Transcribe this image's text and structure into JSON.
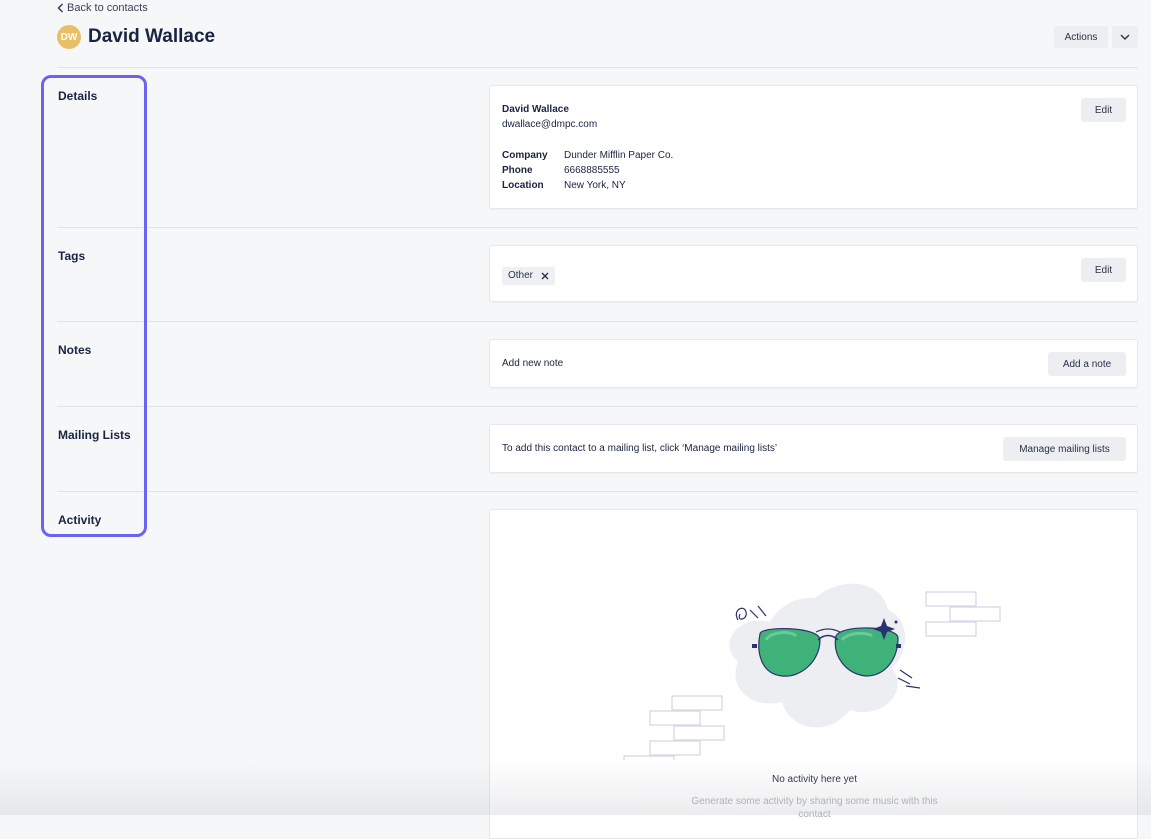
{
  "header": {
    "back_label": "Back to contacts",
    "avatar_initials": "DW",
    "contact_name": "David Wallace",
    "actions_label": "Actions"
  },
  "sections": {
    "details": "Details",
    "tags": "Tags",
    "notes": "Notes",
    "mailing_lists": "Mailing Lists",
    "activity": "Activity"
  },
  "details_card": {
    "name": "David Wallace",
    "email": "dwallace@dmpc.com",
    "fields": [
      {
        "key": "Company",
        "value": "Dunder Mifflin Paper Co."
      },
      {
        "key": "Phone",
        "value": "6668885555"
      },
      {
        "key": "Location",
        "value": "New York, NY"
      }
    ],
    "edit_label": "Edit"
  },
  "tags_card": {
    "tags": [
      "Other"
    ],
    "edit_label": "Edit"
  },
  "notes_card": {
    "prompt": "Add new note",
    "button_label": "Add a note"
  },
  "mailing_card": {
    "prompt": "To add this contact to a mailing list, click ‘Manage mailing lists’",
    "button_label": "Manage mailing lists"
  },
  "activity_card": {
    "empty_title": "No activity here yet",
    "empty_subtitle": "Generate some activity by sharing some music with this contact"
  },
  "colors": {
    "accent_highlight": "#6b63f2",
    "avatar": "#e8bf66",
    "sunglasses_lens": "#3fb27a"
  }
}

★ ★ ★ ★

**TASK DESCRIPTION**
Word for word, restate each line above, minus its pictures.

**ANSWER**
Transcribe this image's text and structure into JSON.
{
  "header": {
    "back_label": "Back to contacts",
    "avatar_initials": "DW",
    "contact_name": "David Wallace",
    "actions_label": "Actions"
  },
  "sections": {
    "details": "Details",
    "tags": "Tags",
    "notes": "Notes",
    "mailing_lists": "Mailing Lists",
    "activity": "Activity"
  },
  "details_card": {
    "name": "David Wallace",
    "email": "dwallace@dmpc.com",
    "fields": [
      {
        "key": "Company",
        "value": "Dunder Mifflin Paper Co."
      },
      {
        "key": "Phone",
        "value": "6668885555"
      },
      {
        "key": "Location",
        "value": "New York, NY"
      }
    ],
    "edit_label": "Edit"
  },
  "tags_card": {
    "tags": [
      "Other"
    ],
    "edit_label": "Edit"
  },
  "notes_card": {
    "prompt": "Add new note",
    "button_label": "Add a note"
  },
  "mailing_card": {
    "prompt": "To add this contact to a mailing list, click ‘Manage mailing lists’",
    "button_label": "Manage mailing lists"
  },
  "activity_card": {
    "empty_title": "No activity here yet",
    "empty_subtitle": "Generate some activity by sharing some music with this contact"
  },
  "colors": {
    "accent_highlight": "#6b63f2",
    "avatar": "#e8bf66",
    "sunglasses_lens": "#3fb27a"
  }
}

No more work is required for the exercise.